Directions: In the material below, which lines hold the word "JSON"? Pick each one out.

Provided records:

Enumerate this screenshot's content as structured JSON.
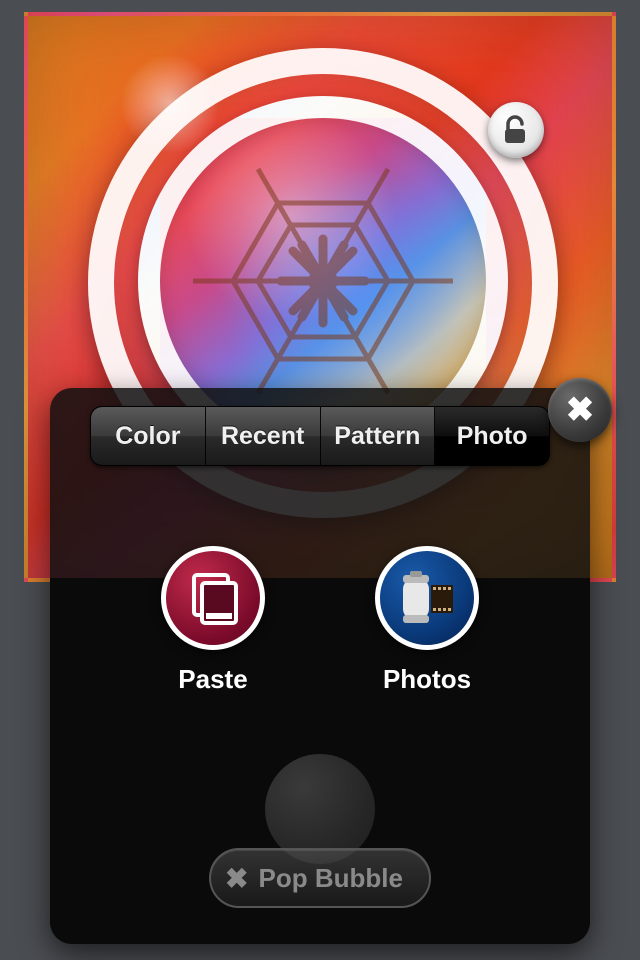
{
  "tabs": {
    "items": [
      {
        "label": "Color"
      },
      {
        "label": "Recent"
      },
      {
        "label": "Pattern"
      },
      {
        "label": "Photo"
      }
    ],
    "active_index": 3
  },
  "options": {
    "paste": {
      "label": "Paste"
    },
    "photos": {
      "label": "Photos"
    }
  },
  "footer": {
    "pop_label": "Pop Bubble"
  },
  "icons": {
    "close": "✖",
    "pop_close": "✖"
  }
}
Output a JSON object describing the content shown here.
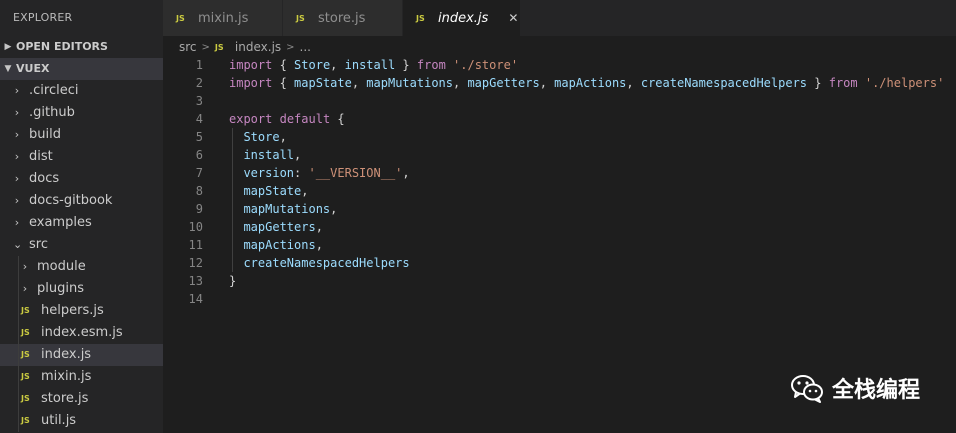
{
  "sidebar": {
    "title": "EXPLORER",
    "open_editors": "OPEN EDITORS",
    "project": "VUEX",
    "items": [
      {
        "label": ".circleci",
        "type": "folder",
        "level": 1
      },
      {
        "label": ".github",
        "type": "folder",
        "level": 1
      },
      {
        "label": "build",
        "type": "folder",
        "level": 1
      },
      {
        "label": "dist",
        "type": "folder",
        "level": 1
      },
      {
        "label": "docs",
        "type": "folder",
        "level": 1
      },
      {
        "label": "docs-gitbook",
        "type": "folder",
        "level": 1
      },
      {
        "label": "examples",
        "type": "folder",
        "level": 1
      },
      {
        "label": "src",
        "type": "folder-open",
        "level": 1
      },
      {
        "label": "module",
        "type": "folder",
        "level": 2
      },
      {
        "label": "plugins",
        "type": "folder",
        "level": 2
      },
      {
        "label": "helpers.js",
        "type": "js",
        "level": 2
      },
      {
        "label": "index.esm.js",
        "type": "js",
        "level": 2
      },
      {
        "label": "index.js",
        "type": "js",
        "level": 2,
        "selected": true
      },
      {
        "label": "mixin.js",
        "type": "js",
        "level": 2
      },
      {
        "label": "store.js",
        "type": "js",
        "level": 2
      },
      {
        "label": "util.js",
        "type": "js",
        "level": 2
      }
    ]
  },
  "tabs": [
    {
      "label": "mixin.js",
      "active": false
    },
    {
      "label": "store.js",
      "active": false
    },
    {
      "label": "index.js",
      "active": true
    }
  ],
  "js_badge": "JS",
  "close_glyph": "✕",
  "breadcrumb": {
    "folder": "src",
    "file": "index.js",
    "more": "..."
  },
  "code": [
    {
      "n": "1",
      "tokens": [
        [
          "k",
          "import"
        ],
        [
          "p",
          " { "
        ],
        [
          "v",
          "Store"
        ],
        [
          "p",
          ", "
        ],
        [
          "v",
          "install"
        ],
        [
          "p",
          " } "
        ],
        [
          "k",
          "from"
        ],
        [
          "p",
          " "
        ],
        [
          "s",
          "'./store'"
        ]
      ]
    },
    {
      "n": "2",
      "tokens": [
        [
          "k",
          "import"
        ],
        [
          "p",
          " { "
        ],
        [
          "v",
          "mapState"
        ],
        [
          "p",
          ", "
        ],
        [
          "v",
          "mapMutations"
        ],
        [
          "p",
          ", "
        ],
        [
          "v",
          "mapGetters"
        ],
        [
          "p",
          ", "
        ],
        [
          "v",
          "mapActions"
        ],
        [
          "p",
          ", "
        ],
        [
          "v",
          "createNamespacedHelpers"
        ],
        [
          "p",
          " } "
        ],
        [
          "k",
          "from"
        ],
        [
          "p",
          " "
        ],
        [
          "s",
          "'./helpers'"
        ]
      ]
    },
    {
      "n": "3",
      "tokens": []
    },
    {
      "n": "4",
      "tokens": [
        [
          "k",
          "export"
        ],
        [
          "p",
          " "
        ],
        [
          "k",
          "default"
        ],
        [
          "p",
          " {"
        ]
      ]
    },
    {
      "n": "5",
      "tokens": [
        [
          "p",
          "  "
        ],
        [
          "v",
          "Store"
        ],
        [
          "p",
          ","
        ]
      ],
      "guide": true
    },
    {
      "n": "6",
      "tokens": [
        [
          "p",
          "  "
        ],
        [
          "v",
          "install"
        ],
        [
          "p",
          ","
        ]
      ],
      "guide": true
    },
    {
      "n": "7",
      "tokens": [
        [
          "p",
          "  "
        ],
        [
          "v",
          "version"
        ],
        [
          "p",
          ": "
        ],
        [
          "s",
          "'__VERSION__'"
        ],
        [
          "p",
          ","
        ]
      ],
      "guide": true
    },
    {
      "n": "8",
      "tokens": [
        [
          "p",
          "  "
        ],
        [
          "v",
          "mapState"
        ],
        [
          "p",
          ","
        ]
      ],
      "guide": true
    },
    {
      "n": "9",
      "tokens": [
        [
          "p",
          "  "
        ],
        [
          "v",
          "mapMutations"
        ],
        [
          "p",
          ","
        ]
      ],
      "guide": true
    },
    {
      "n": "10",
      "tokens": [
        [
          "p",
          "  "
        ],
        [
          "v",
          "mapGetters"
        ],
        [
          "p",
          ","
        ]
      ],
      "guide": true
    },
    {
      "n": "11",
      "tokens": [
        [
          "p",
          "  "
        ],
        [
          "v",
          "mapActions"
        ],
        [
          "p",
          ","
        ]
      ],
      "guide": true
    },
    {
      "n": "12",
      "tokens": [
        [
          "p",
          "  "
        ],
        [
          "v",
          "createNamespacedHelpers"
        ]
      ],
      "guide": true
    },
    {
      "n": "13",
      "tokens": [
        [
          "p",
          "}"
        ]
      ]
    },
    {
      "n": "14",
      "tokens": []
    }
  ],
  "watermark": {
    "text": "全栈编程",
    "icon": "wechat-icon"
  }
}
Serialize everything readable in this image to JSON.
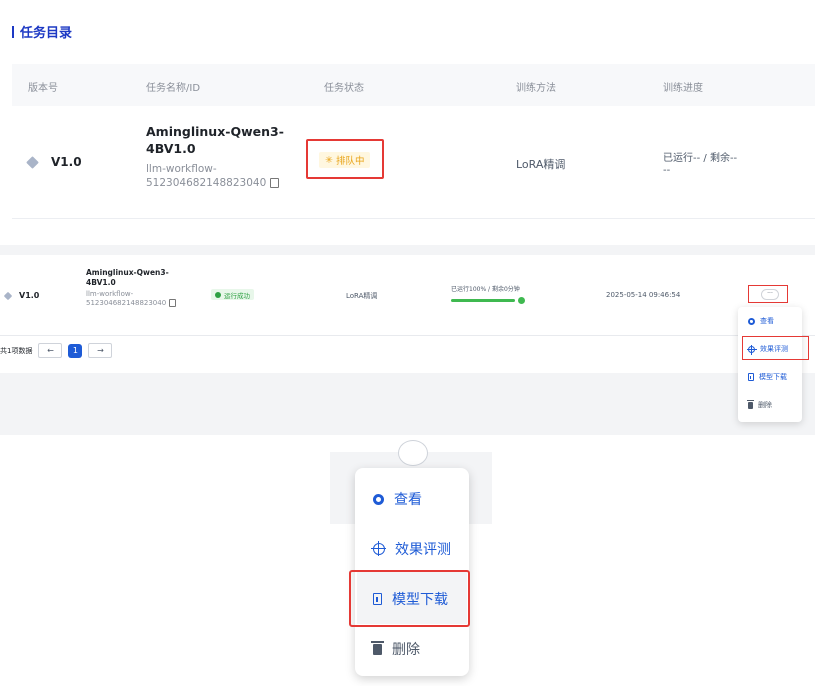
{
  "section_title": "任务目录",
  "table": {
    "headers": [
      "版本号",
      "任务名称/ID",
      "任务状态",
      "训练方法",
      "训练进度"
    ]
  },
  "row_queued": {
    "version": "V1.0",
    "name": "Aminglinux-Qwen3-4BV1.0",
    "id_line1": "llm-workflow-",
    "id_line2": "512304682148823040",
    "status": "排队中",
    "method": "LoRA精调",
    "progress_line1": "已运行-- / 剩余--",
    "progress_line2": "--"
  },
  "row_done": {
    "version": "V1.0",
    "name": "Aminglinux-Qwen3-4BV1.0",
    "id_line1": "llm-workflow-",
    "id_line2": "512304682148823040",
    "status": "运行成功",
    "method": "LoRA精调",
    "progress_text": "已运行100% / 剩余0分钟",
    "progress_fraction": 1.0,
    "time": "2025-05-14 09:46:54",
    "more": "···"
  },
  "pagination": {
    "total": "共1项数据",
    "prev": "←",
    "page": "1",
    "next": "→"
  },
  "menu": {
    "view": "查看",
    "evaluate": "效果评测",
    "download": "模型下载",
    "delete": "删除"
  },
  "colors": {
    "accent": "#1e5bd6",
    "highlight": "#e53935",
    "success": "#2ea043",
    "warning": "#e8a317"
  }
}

Solution for this problem:
Enumerate this screenshot's content as structured JSON.
Output a JSON object describing the content shown here.
Serialize everything readable in this image to JSON.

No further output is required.